*Material shown:*

****

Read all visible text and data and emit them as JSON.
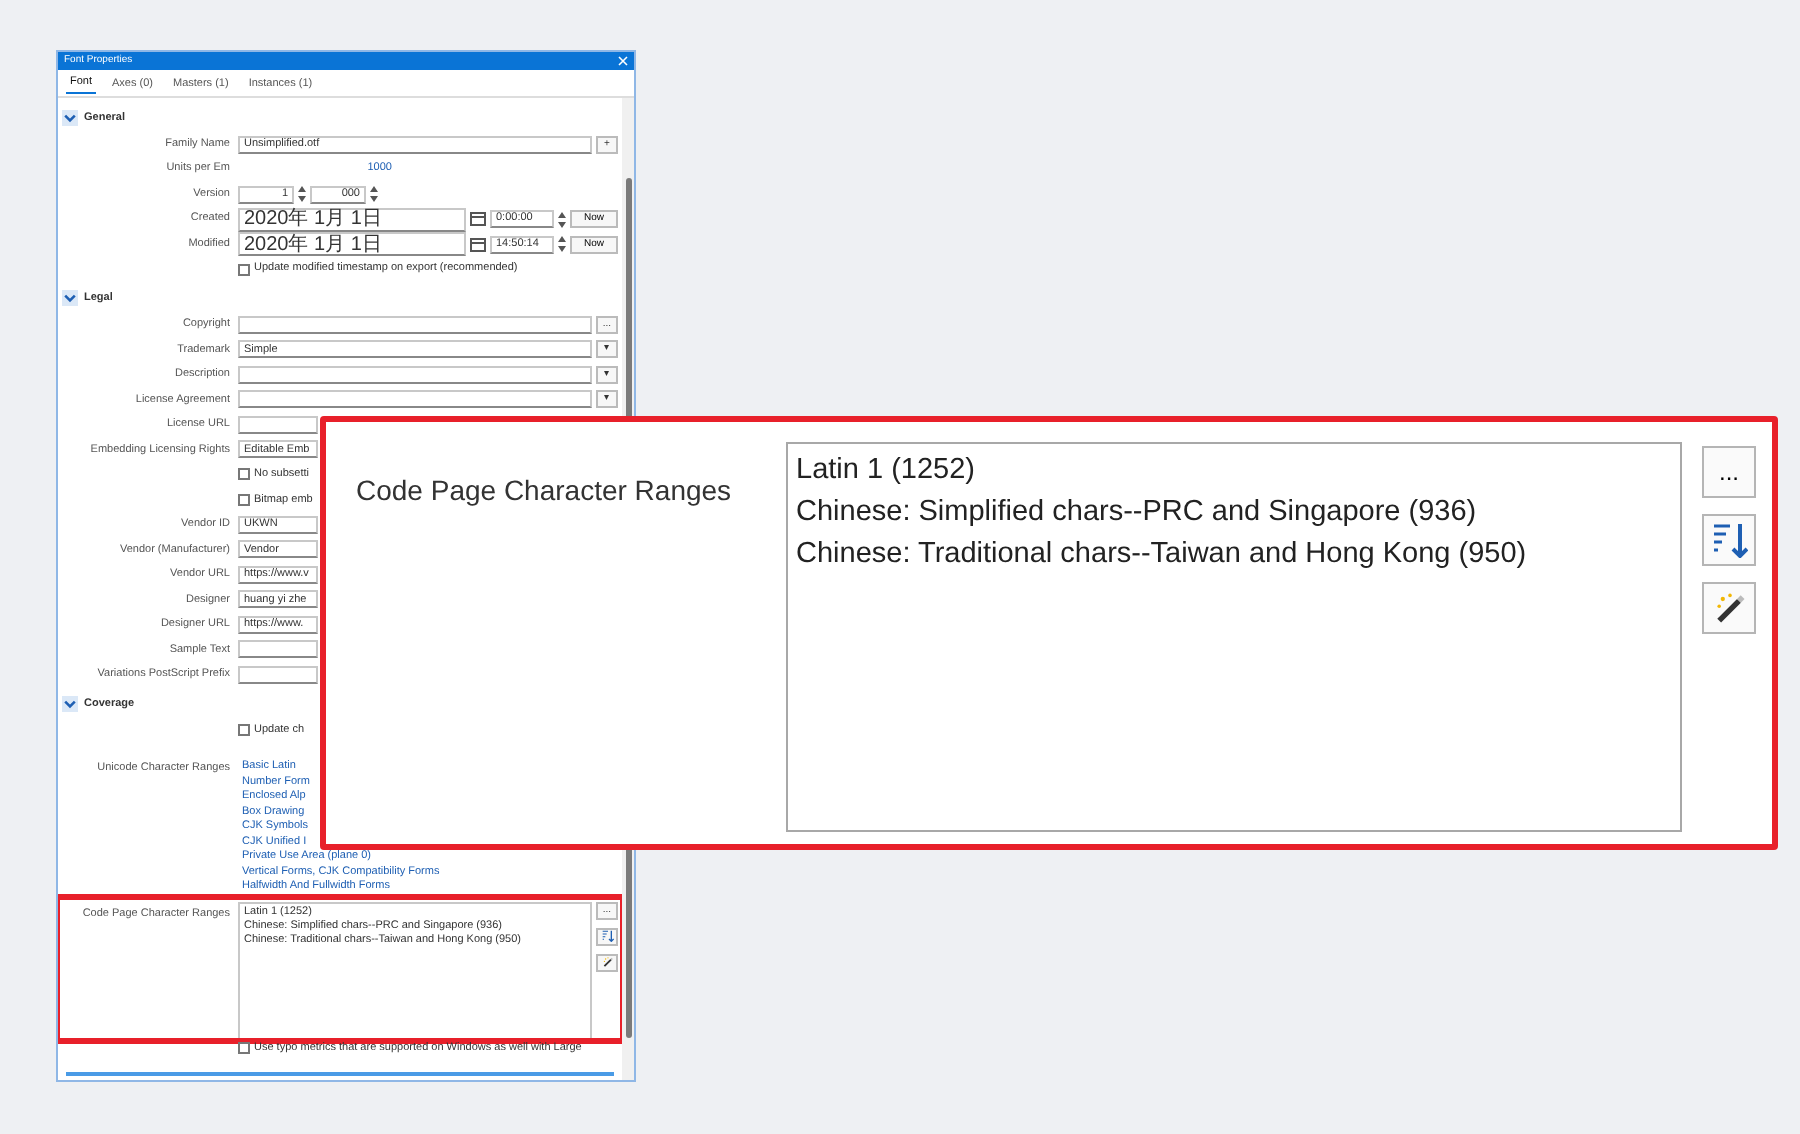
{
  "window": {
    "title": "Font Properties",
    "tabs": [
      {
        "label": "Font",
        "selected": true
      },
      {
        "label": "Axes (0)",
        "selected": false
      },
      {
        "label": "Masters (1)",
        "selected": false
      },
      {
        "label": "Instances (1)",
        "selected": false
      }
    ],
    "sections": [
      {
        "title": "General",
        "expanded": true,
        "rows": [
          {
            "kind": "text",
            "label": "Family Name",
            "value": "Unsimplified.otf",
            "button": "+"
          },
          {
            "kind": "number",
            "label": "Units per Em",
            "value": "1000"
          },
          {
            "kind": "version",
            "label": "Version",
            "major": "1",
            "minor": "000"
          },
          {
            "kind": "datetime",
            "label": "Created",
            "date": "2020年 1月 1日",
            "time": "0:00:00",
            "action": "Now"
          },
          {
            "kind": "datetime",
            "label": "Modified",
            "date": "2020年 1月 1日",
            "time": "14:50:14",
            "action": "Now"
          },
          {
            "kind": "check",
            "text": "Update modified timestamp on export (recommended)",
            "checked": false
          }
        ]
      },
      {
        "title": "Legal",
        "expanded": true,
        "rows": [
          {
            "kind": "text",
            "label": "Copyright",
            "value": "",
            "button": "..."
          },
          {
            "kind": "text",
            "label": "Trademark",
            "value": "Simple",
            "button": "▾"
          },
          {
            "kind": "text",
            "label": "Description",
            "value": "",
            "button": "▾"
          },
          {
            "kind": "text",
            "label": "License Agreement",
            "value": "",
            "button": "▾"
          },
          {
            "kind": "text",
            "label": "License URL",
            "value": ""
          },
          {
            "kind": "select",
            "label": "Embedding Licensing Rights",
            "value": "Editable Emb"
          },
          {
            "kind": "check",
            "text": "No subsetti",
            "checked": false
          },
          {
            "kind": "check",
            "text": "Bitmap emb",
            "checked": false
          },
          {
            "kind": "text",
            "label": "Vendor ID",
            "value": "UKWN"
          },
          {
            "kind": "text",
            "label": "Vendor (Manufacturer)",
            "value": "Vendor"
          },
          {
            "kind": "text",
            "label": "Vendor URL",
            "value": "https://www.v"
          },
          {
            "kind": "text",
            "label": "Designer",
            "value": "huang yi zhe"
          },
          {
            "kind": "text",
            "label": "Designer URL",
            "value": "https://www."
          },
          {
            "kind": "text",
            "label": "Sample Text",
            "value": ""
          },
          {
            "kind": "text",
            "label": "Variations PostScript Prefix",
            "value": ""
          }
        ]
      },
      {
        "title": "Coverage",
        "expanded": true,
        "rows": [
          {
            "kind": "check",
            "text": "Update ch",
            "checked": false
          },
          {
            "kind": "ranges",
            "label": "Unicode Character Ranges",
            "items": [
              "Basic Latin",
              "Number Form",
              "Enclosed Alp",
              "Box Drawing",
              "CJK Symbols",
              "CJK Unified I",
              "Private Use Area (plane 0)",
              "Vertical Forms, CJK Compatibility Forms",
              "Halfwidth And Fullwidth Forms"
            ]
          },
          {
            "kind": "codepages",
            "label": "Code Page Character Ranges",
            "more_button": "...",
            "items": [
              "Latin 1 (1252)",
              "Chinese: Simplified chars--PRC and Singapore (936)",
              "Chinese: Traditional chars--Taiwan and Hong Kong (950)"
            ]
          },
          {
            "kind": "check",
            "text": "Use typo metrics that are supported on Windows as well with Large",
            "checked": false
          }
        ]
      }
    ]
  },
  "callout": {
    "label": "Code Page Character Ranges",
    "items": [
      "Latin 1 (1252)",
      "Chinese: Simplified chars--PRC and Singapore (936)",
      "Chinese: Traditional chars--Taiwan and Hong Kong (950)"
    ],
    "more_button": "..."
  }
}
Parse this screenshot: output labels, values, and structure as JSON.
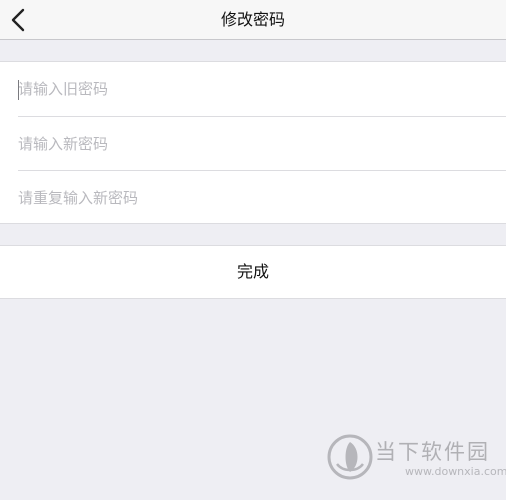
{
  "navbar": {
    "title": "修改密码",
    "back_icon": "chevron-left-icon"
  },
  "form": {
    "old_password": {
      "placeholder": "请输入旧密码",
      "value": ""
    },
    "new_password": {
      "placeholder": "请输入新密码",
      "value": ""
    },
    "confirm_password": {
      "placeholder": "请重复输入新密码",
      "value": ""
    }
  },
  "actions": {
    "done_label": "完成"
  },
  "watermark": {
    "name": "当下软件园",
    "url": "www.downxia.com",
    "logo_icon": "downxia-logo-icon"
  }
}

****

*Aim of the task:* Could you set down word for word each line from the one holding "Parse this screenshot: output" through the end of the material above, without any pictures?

*Your solution:*
Parse this screenshot: output labels, values, and structure as JSON.
{
  "navbar": {
    "title": "修改密码",
    "back_icon": "chevron-left-icon"
  },
  "form": {
    "old_password": {
      "placeholder": "请输入旧密码",
      "value": ""
    },
    "new_password": {
      "placeholder": "请输入新密码",
      "value": ""
    },
    "confirm_password": {
      "placeholder": "请重复输入新密码",
      "value": ""
    }
  },
  "actions": {
    "done_label": "完成"
  },
  "watermark": {
    "name": "当下软件园",
    "url": "www.downxia.com",
    "logo_icon": "downxia-logo-icon"
  }
}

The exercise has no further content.